Assignment ->
Nothing belongs in the answer except the lines of the material that include "video".

Information ->
════

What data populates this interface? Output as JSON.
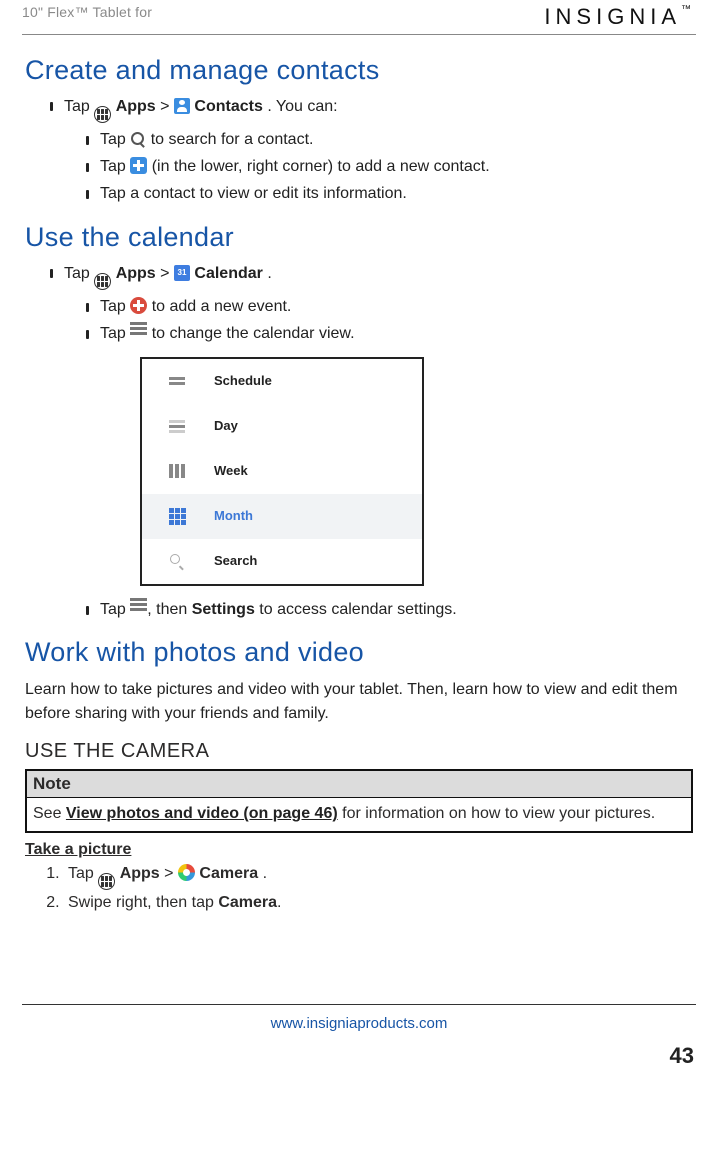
{
  "header": {
    "product_name": "10\" Flex™ Tablet for",
    "brand": "INSIGNIA"
  },
  "sections": {
    "contacts": {
      "title": "Create and manage contacts",
      "line1_a": "Tap ",
      "line1_b": " Apps",
      "line1_c": " > ",
      "line1_d": " Contacts",
      "line1_e": ". You can:",
      "s1": "Tap ",
      "s1_b": " to search for a contact.",
      "s2": "Tap ",
      "s2_b": " (in the lower, right corner) to add a new contact.",
      "s3": "Tap a contact to view or edit its information."
    },
    "calendar": {
      "title": "Use the calendar",
      "line1_a": "Tap ",
      "line1_b": " Apps",
      "line1_c": " > ",
      "line1_d": " Calendar",
      "line1_e": ".",
      "s1": "Tap ",
      "s1_b": " to add a new event.",
      "s2": "Tap ",
      "s2_b": " to change the calendar view.",
      "s3": "Tap ",
      "s3_mid": ", then ",
      "s3_bold": "Settings",
      "s3_end": " to access calendar settings.",
      "views": [
        "Schedule",
        "Day",
        "Week",
        "Month",
        "Search"
      ]
    },
    "photos": {
      "title": "Work with photos and video",
      "intro": "Learn how to take pictures and video with your tablet. Then, learn how to view and edit them before sharing with your friends and family.",
      "use_camera": "USE THE CAMERA",
      "note_title": "Note",
      "note_pre": "See ",
      "note_link": "View photos and video (on page 46)",
      "note_post": " for information on how to view your pictures.",
      "take_title": "Take a picture",
      "step1_a": "Tap ",
      "step1_b": " Apps",
      "step1_c": " > ",
      "step1_d": " Camera",
      "step1_e": ".",
      "step2_a": "Swipe right, then tap ",
      "step2_b": "Camera",
      "step2_c": "."
    }
  },
  "footer": {
    "url": "www.insigniaproducts.com",
    "page_number": "43"
  }
}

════

Finished exercise ->
      "title": "Work with photos and video",
      "intro": "Learn how to take pictures and video with your tablet. Then, learn how to view and edit them before sharing with your friends and family.",
      "note_link": "View photos and video (on page 46)",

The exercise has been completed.